[Saved entries]
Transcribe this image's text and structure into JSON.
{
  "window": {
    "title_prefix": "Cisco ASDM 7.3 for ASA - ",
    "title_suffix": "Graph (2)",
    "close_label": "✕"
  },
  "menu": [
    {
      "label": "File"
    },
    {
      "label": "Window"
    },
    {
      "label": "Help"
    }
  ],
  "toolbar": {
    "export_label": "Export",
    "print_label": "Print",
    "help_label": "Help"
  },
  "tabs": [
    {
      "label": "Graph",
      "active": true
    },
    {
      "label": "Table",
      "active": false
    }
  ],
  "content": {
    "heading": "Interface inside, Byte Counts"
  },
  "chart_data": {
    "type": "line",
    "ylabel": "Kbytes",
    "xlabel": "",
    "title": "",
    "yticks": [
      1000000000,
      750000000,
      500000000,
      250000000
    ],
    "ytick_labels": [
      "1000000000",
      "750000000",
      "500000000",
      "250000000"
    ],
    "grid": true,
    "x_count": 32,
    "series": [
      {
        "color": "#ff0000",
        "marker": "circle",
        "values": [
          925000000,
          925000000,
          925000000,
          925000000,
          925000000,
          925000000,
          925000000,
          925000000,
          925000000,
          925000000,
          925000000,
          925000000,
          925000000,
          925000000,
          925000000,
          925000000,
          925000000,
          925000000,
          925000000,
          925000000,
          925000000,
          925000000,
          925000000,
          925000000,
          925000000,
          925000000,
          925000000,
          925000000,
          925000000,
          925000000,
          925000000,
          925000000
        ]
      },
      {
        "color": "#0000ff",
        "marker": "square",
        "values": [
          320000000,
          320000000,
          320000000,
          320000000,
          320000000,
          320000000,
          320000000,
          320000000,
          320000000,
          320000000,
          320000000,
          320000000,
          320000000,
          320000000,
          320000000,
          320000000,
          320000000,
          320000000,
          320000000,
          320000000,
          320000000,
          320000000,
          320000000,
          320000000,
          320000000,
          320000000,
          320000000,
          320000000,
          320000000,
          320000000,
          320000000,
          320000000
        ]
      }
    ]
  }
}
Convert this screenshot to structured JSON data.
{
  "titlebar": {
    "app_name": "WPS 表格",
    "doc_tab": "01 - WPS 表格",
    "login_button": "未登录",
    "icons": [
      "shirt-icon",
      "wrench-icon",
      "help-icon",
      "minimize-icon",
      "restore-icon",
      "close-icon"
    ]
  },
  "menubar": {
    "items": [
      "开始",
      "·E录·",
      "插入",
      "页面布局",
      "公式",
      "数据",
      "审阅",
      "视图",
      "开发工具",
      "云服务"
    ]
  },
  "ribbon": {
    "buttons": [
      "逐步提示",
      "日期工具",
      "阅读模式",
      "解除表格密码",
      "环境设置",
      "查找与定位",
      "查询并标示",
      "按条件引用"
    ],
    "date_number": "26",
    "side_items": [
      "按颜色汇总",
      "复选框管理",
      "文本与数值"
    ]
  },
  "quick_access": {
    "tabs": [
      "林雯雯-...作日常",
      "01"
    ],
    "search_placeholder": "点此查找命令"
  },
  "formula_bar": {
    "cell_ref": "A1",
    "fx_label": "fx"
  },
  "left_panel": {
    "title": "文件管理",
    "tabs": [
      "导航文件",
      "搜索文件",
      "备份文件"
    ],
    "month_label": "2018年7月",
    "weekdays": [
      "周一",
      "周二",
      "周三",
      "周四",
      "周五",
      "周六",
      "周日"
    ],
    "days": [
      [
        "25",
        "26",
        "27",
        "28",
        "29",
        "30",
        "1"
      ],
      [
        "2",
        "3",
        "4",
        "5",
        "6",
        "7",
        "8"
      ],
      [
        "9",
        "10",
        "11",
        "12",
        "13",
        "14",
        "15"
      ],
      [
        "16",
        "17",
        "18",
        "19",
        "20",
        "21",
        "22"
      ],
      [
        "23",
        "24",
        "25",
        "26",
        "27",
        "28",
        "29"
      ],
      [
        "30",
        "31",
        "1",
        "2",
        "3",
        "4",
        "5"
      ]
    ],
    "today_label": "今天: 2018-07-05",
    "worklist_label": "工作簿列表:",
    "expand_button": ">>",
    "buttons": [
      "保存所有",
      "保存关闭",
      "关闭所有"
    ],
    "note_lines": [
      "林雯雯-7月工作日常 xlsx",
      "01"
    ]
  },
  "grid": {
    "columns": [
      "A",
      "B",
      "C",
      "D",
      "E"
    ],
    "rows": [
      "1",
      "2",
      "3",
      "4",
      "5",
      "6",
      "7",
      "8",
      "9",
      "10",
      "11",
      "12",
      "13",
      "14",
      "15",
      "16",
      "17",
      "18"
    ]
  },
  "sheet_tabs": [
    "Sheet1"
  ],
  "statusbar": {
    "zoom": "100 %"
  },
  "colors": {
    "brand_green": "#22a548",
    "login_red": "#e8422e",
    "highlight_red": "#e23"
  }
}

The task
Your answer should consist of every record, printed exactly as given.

Final answer
Transcribe this image's text and structure into JSON.
{
  "window": {
    "title_prefix": "Cisco ASDM 7.3 for ASA - ",
    "title_suffix": "Graph (2)",
    "close_label": "✕"
  },
  "menu": [
    {
      "label": "File"
    },
    {
      "label": "Window"
    },
    {
      "label": "Help"
    }
  ],
  "toolbar": {
    "export_label": "Export",
    "print_label": "Print",
    "help_label": "Help"
  },
  "tabs": [
    {
      "label": "Graph",
      "active": true
    },
    {
      "label": "Table",
      "active": false
    }
  ],
  "content": {
    "heading": "Interface inside, Byte Counts"
  },
  "chart_data": {
    "type": "line",
    "ylabel": "Kbytes",
    "xlabel": "",
    "title": "",
    "yticks": [
      1000000000,
      750000000,
      500000000,
      250000000
    ],
    "ytick_labels": [
      "1000000000",
      "750000000",
      "500000000",
      "250000000"
    ],
    "grid": true,
    "x_count": 32,
    "series": [
      {
        "color": "#ff0000",
        "marker": "circle",
        "values": [
          925000000,
          925000000,
          925000000,
          925000000,
          925000000,
          925000000,
          925000000,
          925000000,
          925000000,
          925000000,
          925000000,
          925000000,
          925000000,
          925000000,
          925000000,
          925000000,
          925000000,
          925000000,
          925000000,
          925000000,
          925000000,
          925000000,
          925000000,
          925000000,
          925000000,
          925000000,
          925000000,
          925000000,
          925000000,
          925000000,
          925000000,
          925000000
        ]
      },
      {
        "color": "#0000ff",
        "marker": "square",
        "values": [
          320000000,
          320000000,
          320000000,
          320000000,
          320000000,
          320000000,
          320000000,
          320000000,
          320000000,
          320000000,
          320000000,
          320000000,
          320000000,
          320000000,
          320000000,
          320000000,
          320000000,
          320000000,
          320000000,
          320000000,
          320000000,
          320000000,
          320000000,
          320000000,
          320000000,
          320000000,
          320000000,
          320000000,
          320000000,
          320000000,
          320000000,
          320000000
        ]
      }
    ]
  }
}
Convert this screenshot to structured JSON data.
{
  "titlebar": {
    "app_name": "WPS 表格",
    "doc_tab": "01 - WPS 表格",
    "login_button": "未登录",
    "icons": [
      "shirt-icon",
      "wrench-icon",
      "help-icon",
      "minimize-icon",
      "restore-icon",
      "close-icon"
    ]
  },
  "menubar": {
    "items": [
      "开始",
      "·E录·",
      "插入",
      "页面布局",
      "公式",
      "数据",
      "审阅",
      "视图",
      "开发工具",
      "云服务"
    ]
  },
  "ribbon": {
    "buttons": [
      "逐步提示",
      "日期工具",
      "阅读模式",
      "解除表格密码",
      "环境设置",
      "查找与定位",
      "查询并标示",
      "按条件引用"
    ],
    "date_number": "26",
    "side_items": [
      "按颜色汇总",
      "复选框管理",
      "文本与数值"
    ]
  },
  "quick_access": {
    "tabs": [
      "林雯雯-...作日常",
      "01"
    ],
    "search_placeholder": "点此查找命令"
  },
  "formula_bar": {
    "cell_ref": "A1",
    "fx_label": "fx"
  },
  "left_panel": {
    "title": "文件管理",
    "tabs": [
      "导航文件",
      "搜索文件",
      "备份文件"
    ],
    "month_label": "2018年7月",
    "weekdays": [
      "周一",
      "周二",
      "周三",
      "周四",
      "周五",
      "周六",
      "周日"
    ],
    "days": [
      [
        "25",
        "26",
        "27",
        "28",
        "29",
        "30",
        "1"
      ],
      [
        "2",
        "3",
        "4",
        "5",
        "6",
        "7",
        "8"
      ],
      [
        "9",
        "10",
        "11",
        "12",
        "13",
        "14",
        "15"
      ],
      [
        "16",
        "17",
        "18",
        "19",
        "20",
        "21",
        "22"
      ],
      [
        "23",
        "24",
        "25",
        "26",
        "27",
        "28",
        "29"
      ],
      [
        "30",
        "31",
        "1",
        "2",
        "3",
        "4",
        "5"
      ]
    ],
    "today_label": "今天: 2018-07-05",
    "worklist_label": "工作簿列表:",
    "expand_button": ">>",
    "buttons": [
      "保存所有",
      "保存关闭",
      "关闭所有"
    ],
    "note_lines": [
      "林雯雯-7月工作日常 xlsx",
      "01"
    ]
  },
  "grid": {
    "columns": [
      "A",
      "B",
      "C",
      "D",
      "E"
    ],
    "rows": [
      "1",
      "2",
      "3",
      "4",
      "5",
      "6",
      "7",
      "8",
      "9",
      "10",
      "11",
      "12",
      "13",
      "14",
      "15",
      "16",
      "17",
      "18"
    ]
  },
  "sheet_tabs": [
    "Sheet1"
  ],
  "statusbar": {
    "zoom": "100 %"
  },
  "colors": {
    "brand_green": "#22a548",
    "login_red": "#e8422e",
    "highlight_red": "#e23"
  }
}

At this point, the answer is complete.